# [Input data]
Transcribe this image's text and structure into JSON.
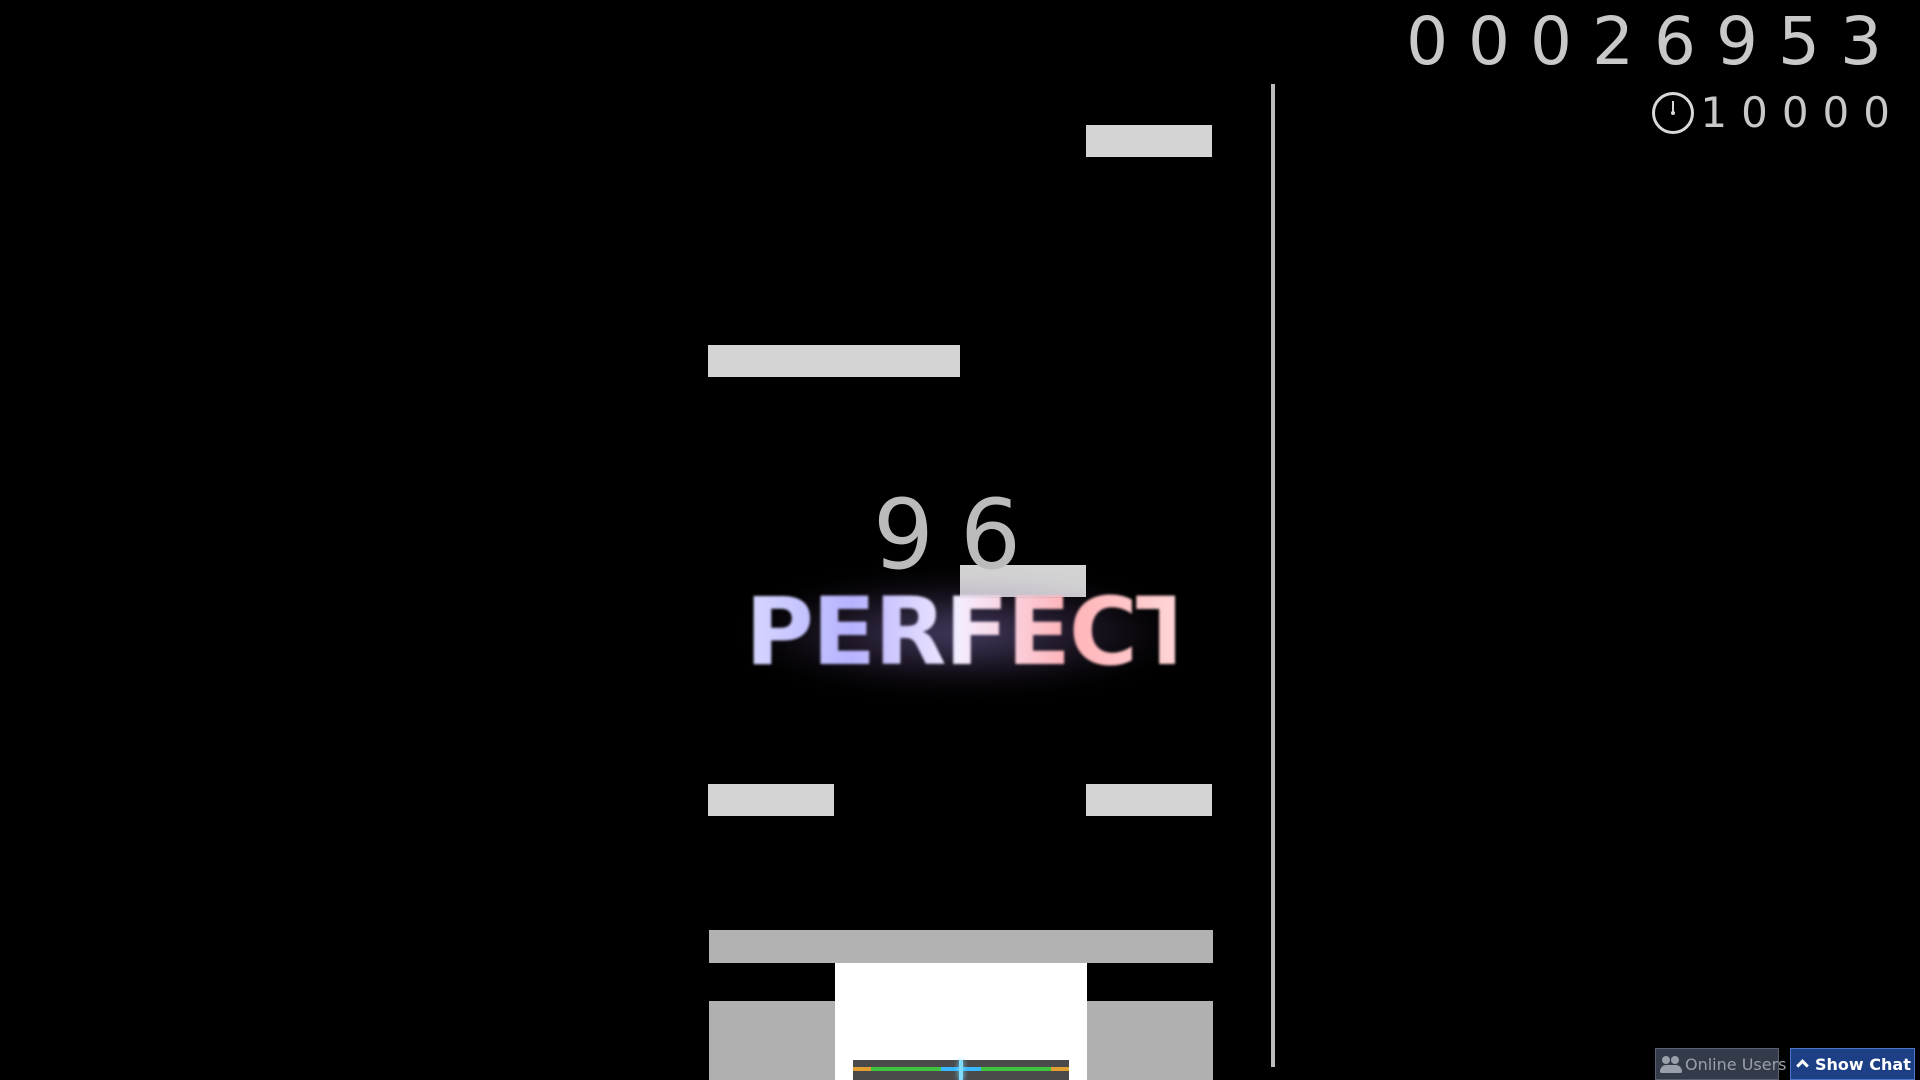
{
  "hud": {
    "score": "00026953",
    "accuracy": "10000",
    "accuracy_icon": "clock-icon"
  },
  "gameplay": {
    "combo": "96",
    "judgement": "PERFECT",
    "lane_count": 4
  },
  "footer": {
    "online_users_label": "Online Users",
    "online_users_icon": "users-icon",
    "show_chat_label": "Show Chat",
    "show_chat_icon": "chevron-up-icon",
    "show_chat_color": "#1d3f86"
  },
  "colors": {
    "background": "#000000",
    "note": "#d4d4d4",
    "receptor": "#b2b2b2",
    "judgement_left": "#b7b3ff",
    "judgement_right": "#ffb3b8",
    "hit_good": "#3fc43f",
    "hit_ok": "#e0a030",
    "hit_perfect": "#39b7ff"
  }
}
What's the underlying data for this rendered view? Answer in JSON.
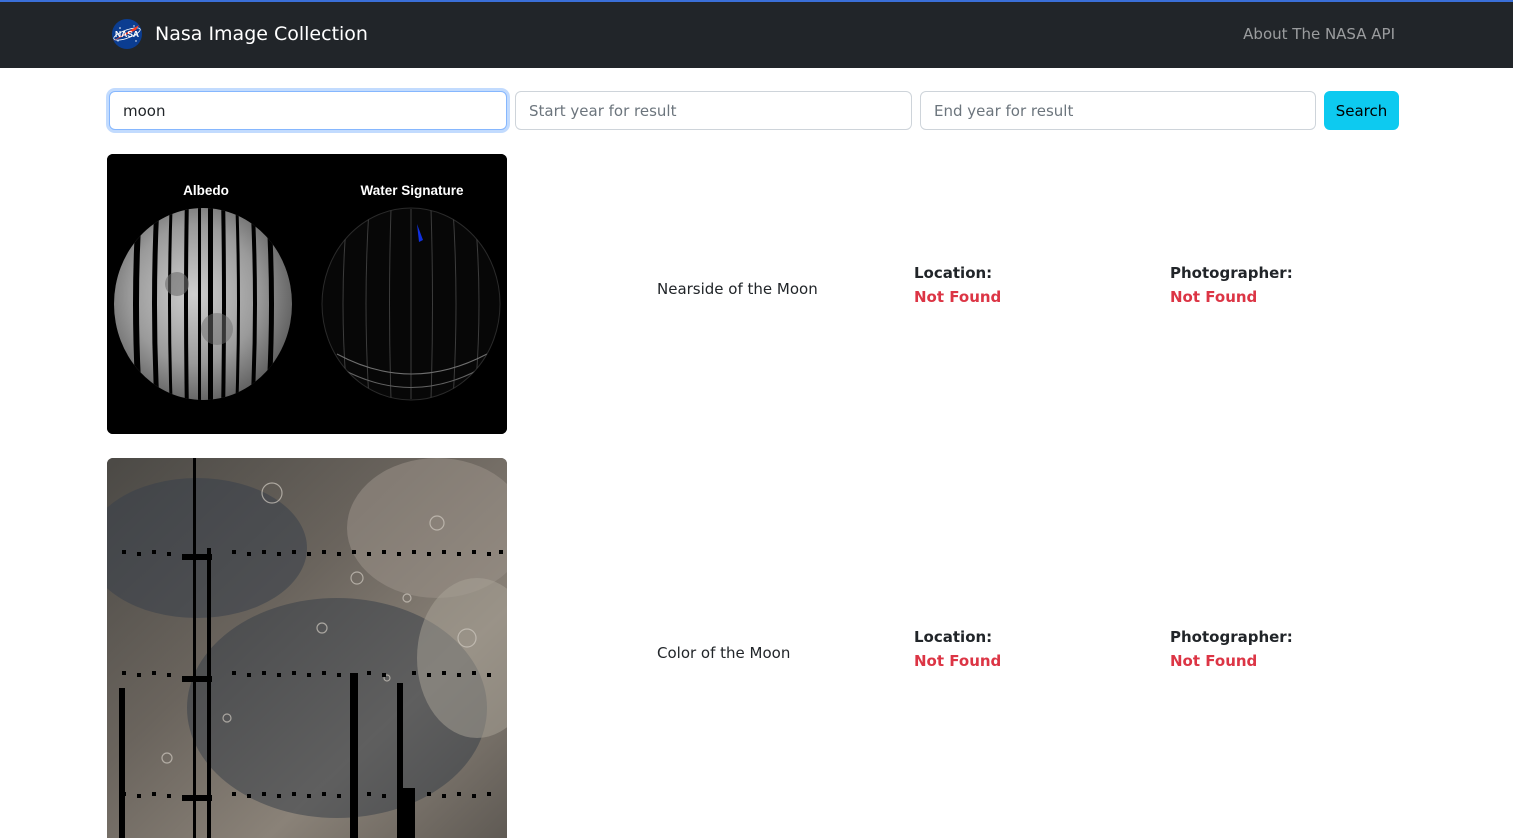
{
  "navbar": {
    "brand": "Nasa Image Collection",
    "logo_icon": "nasa-meatball-logo",
    "about_link": "About The NASA API"
  },
  "search": {
    "query_value": "moon",
    "start_placeholder": "Start year for result",
    "end_placeholder": "End year for result",
    "button_label": "Search"
  },
  "results": [
    {
      "title": "Nearside of the Moon",
      "image_labels": [
        "Albedo",
        "Water Signature"
      ],
      "location_label": "Location:",
      "location_value": "Not Found",
      "photographer_label": "Photographer:",
      "photographer_value": "Not Found"
    },
    {
      "title": "Color of the Moon",
      "location_label": "Location:",
      "location_value": "Not Found",
      "photographer_label": "Photographer:",
      "photographer_value": "Not Found"
    }
  ],
  "colors": {
    "navbar_bg": "#212529",
    "accent_line": "#3a6fd8",
    "search_button": "#0dcaf0",
    "not_found": "#dc3545"
  }
}
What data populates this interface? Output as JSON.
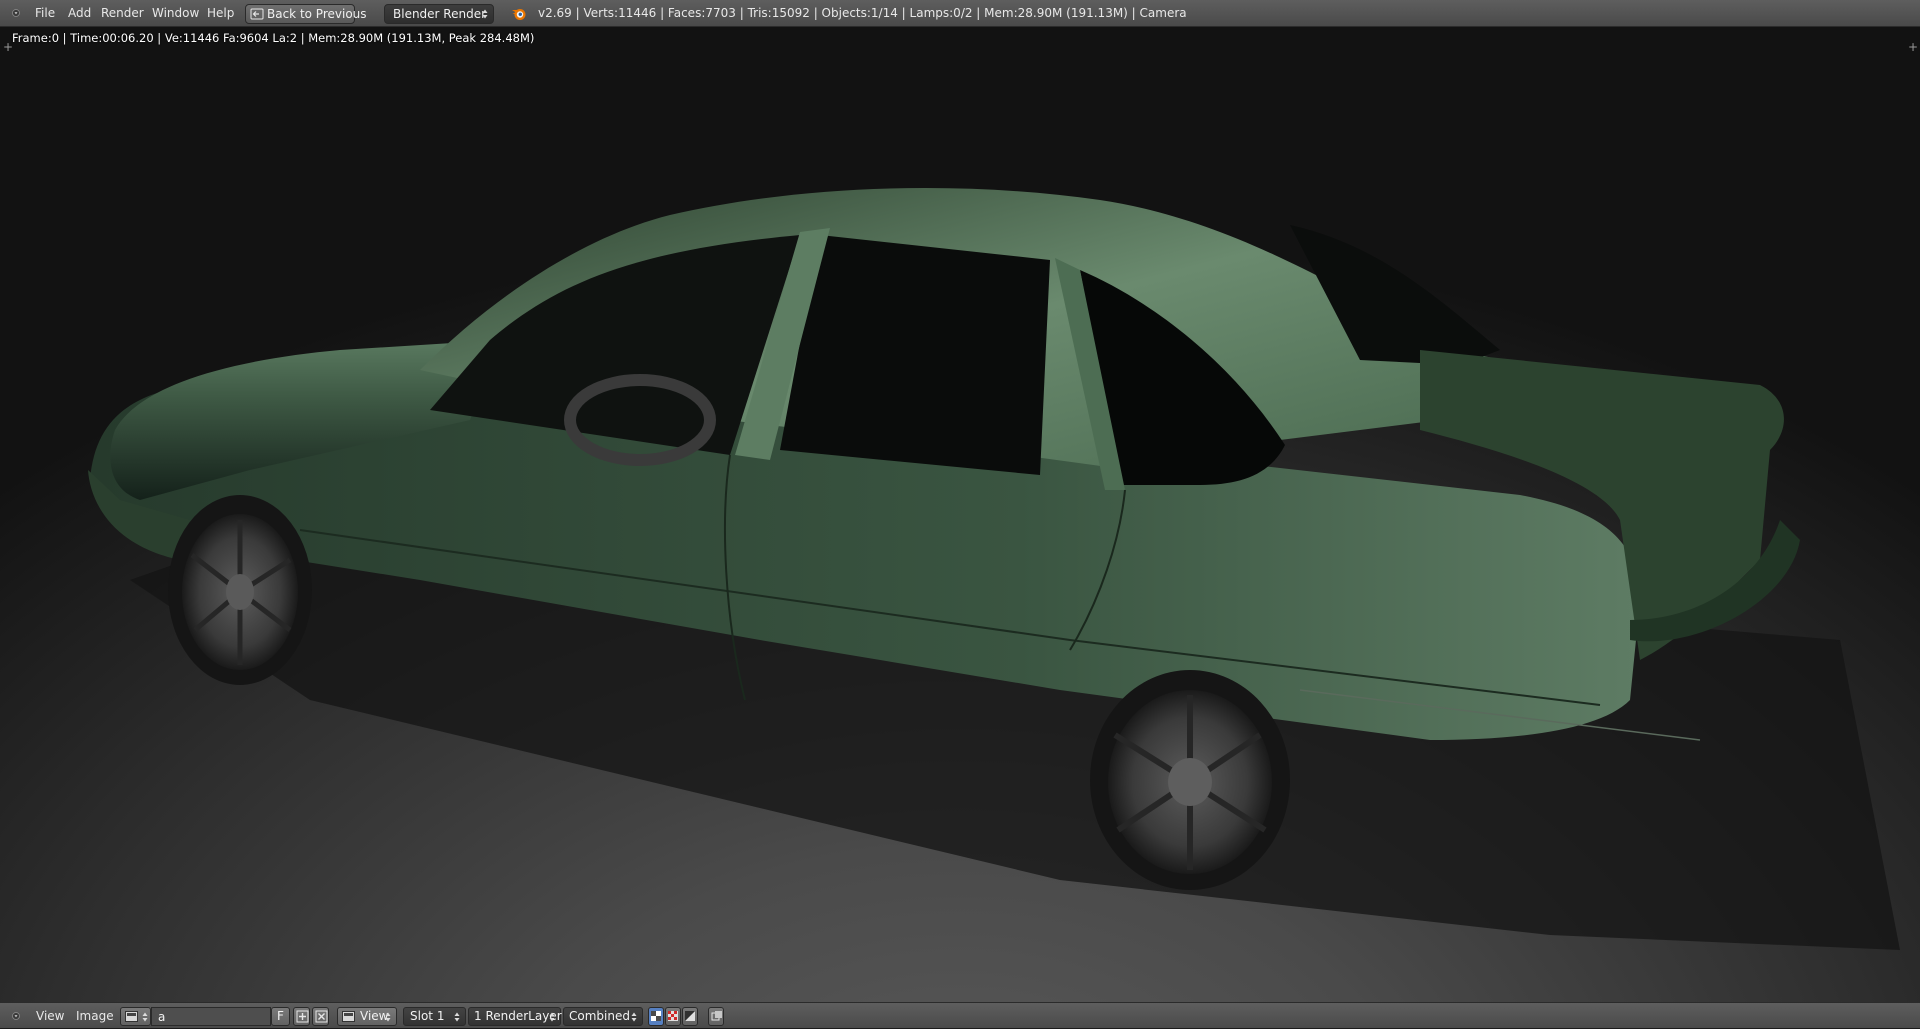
{
  "top_bar": {
    "menus": [
      {
        "label": "File"
      },
      {
        "label": "Add"
      },
      {
        "label": "Render"
      },
      {
        "label": "Window"
      },
      {
        "label": "Help"
      }
    ],
    "back_button_label": "Back to Previous",
    "engine_select": "Blender Render",
    "stats": "v2.69 | Verts:11446 | Faces:7703 | Tris:15092 | Objects:1/14 | Lamps:0/2 | Mem:28.90M (191.13M) | Camera",
    "icons": {
      "editor_type": "triangle-down-icon",
      "back": "back-arrow-icon",
      "engine": "blender-logo-icon"
    }
  },
  "viewport": {
    "render_info": "Frame:0 | Time:00:06.20 | Ve:11446 Fa:9604 La:2 | Mem:28.90M (191.13M, Peak 284.48M)",
    "car_color": "#4c6a52",
    "floor_color": "#4a4a4a"
  },
  "bottom_bar": {
    "menus": [
      {
        "label": "View"
      },
      {
        "label": "Image"
      }
    ],
    "image_name": "a",
    "fake_user_label": "F",
    "view_label": "View",
    "slot_label": "Slot 1",
    "render_layer_label": "1 RenderLayer",
    "pass_label": "Combined",
    "icons": {
      "editor_type": "image-editor-icon",
      "new": "plus-icon",
      "unlink": "x-icon",
      "mode": "view-mode-icon"
    }
  }
}
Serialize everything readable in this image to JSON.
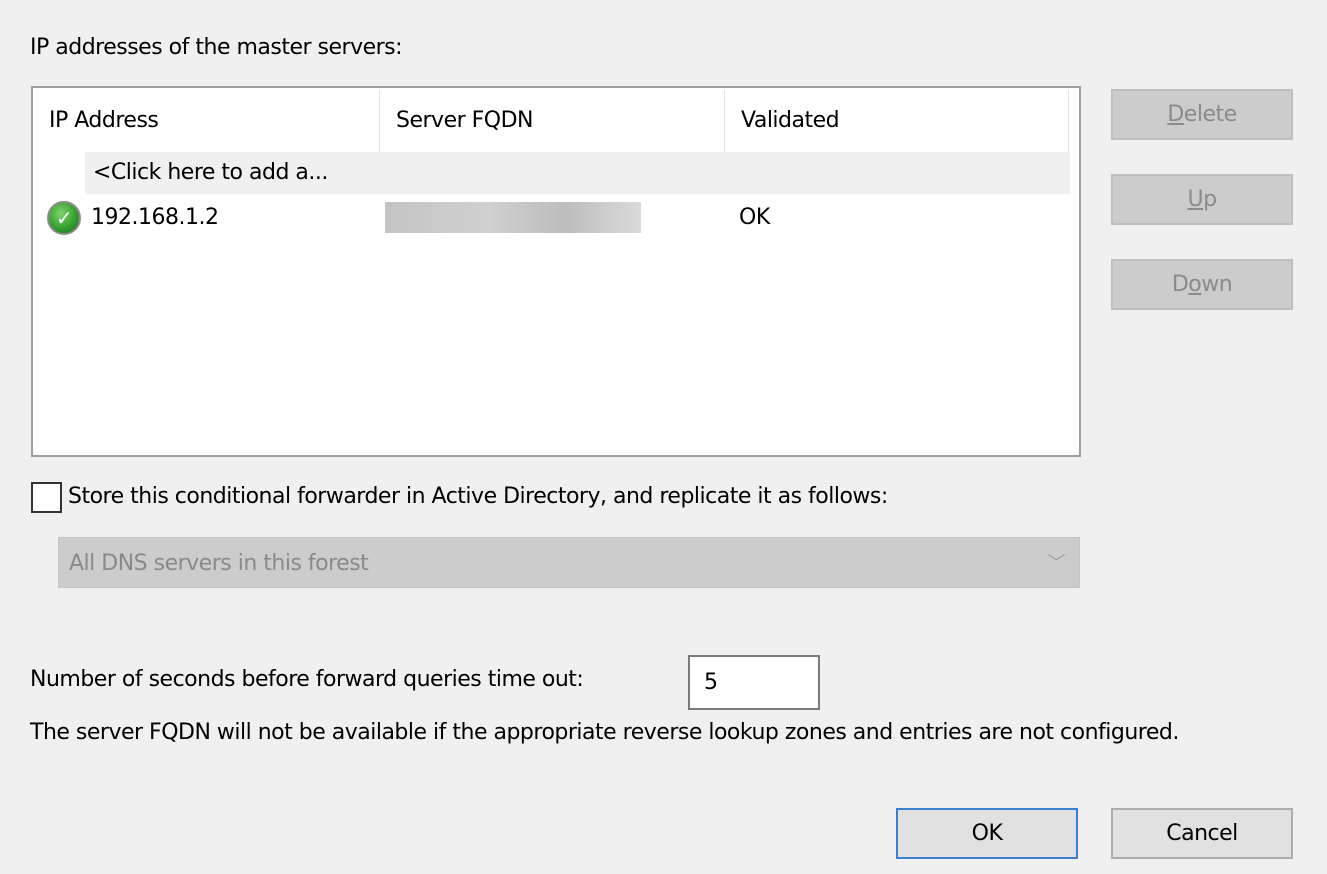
{
  "dialog": {
    "master_label": "IP addresses of the master servers:",
    "table": {
      "columns": [
        "IP Address",
        "Server FQDN",
        "Validated"
      ],
      "add_row": "<Click here to add a...",
      "rows": [
        {
          "status_icon": "green-check-icon",
          "ip": "192.168.1.2",
          "fqdn": "",
          "validated": "OK"
        }
      ]
    },
    "buttons": {
      "delete": {
        "mnemonic": "D",
        "rest": "elete"
      },
      "up": {
        "mnemonic": "U",
        "rest": "p"
      },
      "down": {
        "pre": "D",
        "mnemonic": "o",
        "rest": "wn"
      },
      "ok": "OK",
      "cancel": "Cancel"
    },
    "store_checkbox": {
      "label": "Store this conditional forwarder in Active Directory, and replicate it as follows:",
      "checked": false
    },
    "replication_select": {
      "value": "All DNS servers in this forest",
      "disabled": true
    },
    "timeout": {
      "label": "Number of seconds before forward queries time out:",
      "value": "5"
    },
    "note": "The server FQDN will not be available if the appropriate reverse lookup zones and entries are not configured."
  }
}
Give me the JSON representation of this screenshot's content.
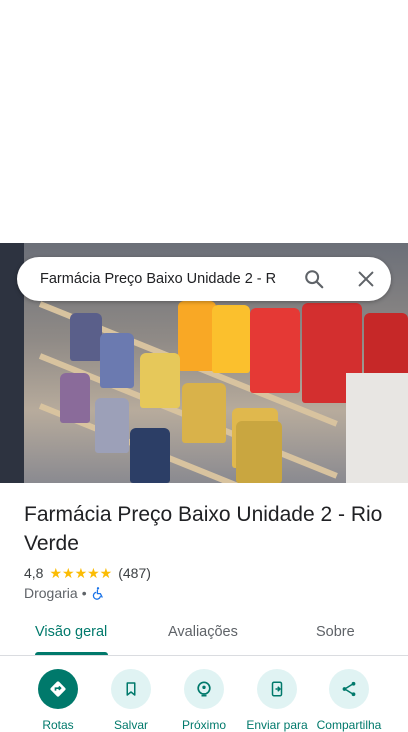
{
  "search": {
    "query": "Farmácia Preço Baixo Unidade 2 - R"
  },
  "place": {
    "title": "Farmácia Preço Baixo Unidade 2 - Rio Verde",
    "rating": "4,8",
    "stars": "★★★★★",
    "review_count": "(487)",
    "category": "Drogaria",
    "separator": "•"
  },
  "tabs": [
    {
      "label": "Visão geral",
      "active": true
    },
    {
      "label": "Avaliações",
      "active": false
    },
    {
      "label": "Sobre",
      "active": false
    }
  ],
  "actions": [
    {
      "label": "Rotas",
      "icon": "directions-icon"
    },
    {
      "label": "Salvar",
      "icon": "bookmark-icon"
    },
    {
      "label": "Próximo",
      "icon": "nearby-icon"
    },
    {
      "label": "Enviar para",
      "icon": "send-to-phone-icon"
    },
    {
      "label": "Compartilha",
      "icon": "share-icon"
    }
  ],
  "colors": {
    "accent": "#00796b",
    "star": "#fbbc04",
    "action_bg": "#e0f3f3"
  }
}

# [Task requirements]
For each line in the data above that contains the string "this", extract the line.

# [Answer box]
Transcribe this image's text and structure into JSON.
What's the underlying data for this rendered view? Answer in JSON.
What data populates this interface? Output as JSON.
Serialize everything readable in this image to JSON.
      "label": "Store this conditional forwarder in Active Directory, and replicate it as follows:",
      "value": "All DNS servers in this forest",
Give me the JSON representation of this screenshot's content.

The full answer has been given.